_WHAT IS BEING ASKED_
Search the entries below. Return every line that has "JSON" in it.

◆ ◆ ◆

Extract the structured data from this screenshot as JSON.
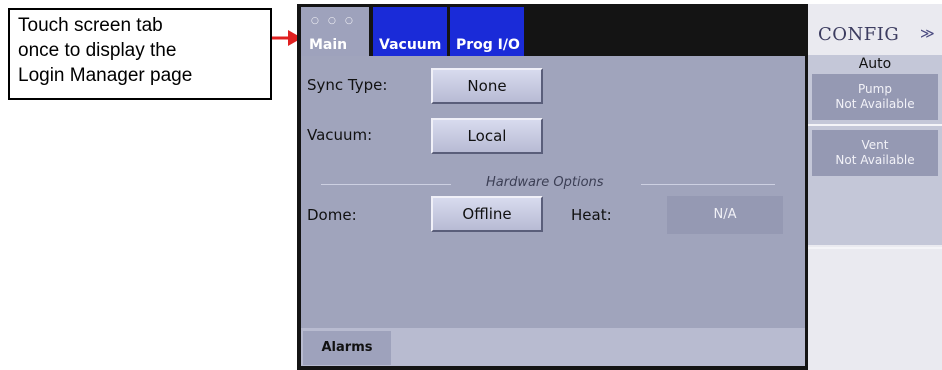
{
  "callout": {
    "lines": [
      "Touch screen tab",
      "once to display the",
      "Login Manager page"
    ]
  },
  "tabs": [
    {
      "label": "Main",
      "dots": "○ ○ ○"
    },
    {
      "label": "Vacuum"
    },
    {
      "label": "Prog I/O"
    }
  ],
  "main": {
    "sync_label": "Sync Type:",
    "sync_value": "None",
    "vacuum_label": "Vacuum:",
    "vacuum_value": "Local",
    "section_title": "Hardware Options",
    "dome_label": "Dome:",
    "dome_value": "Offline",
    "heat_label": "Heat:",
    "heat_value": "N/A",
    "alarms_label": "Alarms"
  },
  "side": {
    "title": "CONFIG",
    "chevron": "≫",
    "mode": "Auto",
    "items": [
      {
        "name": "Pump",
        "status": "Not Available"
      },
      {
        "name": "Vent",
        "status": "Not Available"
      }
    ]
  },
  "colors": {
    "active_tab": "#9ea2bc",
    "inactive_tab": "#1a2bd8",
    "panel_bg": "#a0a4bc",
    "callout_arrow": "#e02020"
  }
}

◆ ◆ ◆

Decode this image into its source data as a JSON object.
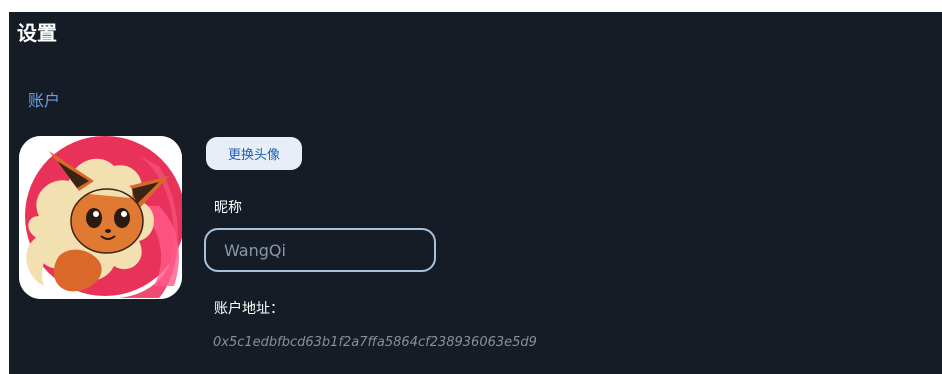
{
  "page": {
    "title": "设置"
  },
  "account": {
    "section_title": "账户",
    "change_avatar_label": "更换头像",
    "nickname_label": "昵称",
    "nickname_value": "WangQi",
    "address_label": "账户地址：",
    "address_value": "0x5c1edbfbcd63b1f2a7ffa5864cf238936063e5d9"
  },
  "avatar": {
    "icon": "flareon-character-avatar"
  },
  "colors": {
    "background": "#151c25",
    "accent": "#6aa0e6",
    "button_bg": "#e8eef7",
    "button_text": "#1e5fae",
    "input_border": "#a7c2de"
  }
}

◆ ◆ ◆

_TASK OUTPUT_
Extract the structured data from this screenshot as JSON.
Decode this image into its source data as a JSON object.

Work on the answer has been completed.